3

She is a fill-in-the-blank at the radio station.

Does it mean that she does anything she is asked to do?

1
  • 1
    I don't think this is an established usage, so the question is too localised. Commented Apr 5, 2012 at 11:26

1 Answer 1

3

In this context I would take that to mean something along the lines of:

She's a jack of all trades at the radio station, capable of doing any number of roles.
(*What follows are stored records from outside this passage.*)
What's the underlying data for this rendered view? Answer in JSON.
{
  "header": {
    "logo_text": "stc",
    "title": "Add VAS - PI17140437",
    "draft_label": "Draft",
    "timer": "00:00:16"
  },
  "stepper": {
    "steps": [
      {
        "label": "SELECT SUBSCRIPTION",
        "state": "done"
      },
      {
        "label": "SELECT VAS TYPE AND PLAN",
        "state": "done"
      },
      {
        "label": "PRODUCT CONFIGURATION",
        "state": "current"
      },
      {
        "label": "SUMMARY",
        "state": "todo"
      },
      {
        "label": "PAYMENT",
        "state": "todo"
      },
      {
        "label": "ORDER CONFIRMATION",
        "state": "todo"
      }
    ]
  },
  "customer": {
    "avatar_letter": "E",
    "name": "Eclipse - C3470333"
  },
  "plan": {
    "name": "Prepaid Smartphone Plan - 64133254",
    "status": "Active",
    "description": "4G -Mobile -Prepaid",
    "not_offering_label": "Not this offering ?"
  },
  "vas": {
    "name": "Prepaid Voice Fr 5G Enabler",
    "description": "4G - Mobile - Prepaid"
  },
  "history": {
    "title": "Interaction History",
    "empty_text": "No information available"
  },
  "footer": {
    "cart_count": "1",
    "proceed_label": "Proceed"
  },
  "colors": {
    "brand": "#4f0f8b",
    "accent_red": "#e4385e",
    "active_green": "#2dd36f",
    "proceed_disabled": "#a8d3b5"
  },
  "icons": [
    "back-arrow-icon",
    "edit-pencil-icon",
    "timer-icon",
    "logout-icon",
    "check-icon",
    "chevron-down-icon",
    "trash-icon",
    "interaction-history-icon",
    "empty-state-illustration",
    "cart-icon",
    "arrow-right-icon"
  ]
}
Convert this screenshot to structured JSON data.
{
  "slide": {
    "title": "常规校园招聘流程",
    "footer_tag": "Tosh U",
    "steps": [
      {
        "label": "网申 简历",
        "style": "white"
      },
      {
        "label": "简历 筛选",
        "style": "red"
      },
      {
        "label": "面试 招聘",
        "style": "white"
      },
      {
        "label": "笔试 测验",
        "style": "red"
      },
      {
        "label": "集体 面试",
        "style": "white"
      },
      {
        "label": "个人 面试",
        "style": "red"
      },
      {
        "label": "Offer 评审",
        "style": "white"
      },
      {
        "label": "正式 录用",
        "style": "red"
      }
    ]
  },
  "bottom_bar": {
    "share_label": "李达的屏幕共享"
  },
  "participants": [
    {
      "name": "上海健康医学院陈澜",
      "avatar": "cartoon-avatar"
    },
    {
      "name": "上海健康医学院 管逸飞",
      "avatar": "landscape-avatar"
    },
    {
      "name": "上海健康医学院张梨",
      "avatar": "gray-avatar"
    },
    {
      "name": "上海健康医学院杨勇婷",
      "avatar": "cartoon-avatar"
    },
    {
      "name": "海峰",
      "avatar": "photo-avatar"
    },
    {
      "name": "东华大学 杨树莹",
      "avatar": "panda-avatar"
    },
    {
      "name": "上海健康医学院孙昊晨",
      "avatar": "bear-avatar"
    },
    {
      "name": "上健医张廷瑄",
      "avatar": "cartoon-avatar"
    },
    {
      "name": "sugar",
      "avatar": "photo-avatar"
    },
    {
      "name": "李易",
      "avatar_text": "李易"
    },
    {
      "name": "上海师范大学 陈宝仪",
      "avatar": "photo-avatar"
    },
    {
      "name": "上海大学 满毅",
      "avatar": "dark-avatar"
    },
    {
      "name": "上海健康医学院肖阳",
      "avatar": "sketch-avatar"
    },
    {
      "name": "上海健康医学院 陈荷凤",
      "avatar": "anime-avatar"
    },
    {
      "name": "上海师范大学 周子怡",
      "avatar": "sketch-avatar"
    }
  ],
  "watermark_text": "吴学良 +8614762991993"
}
4
  • 2
    That's somewhat the opposite of my interpretation, which is that the reference is to someone who fills in when a 'warm body' (an unskilled person) is needed. Commented Apr 5, 2012 at 6:55
  • 1
    @jwpat7: Interesting, quite possibly a 'regional' thing. I suppose "fill-in-the-blank" could also imply that the inference should be obvious, perhaps from other context, but given a lack of that context, my interpretation comes from "fill-in-the-blank" usually meaning that you can put anything you want in the blank spot. Commented Apr 5, 2012 at 8:01
  • +1 to @jwpat7. If she were valued for her skills, she'd be given a nicer description. As it is, that description implies to me that she is not valued and given roles only when they have nobody else to fill them at that time.
    – itsbruce
    Commented Dec 13, 2014 at 11:44
  • @itsbruce: Why not offer your version as a different answer then, instead of +1'ing a comment and downvoting the only answer available? My interpretation is different, not wrong (I think). I suspect that FumbleFingers was correct and one's interpretation depends on where one is from, but there's nothing wrong with having an alternative answer, even long after the question has been asked. That way, people can upvote the answer they feel is right and over time, the "more common" one will win out. Commented Dec 22, 2014 at 5:11

Your Answer

By clicking “Post Your Answer”, you agree to our terms of service and acknowledge you have read our privacy policy.

Not the answer you're looking for? Browse other questions tagged or ask your own question.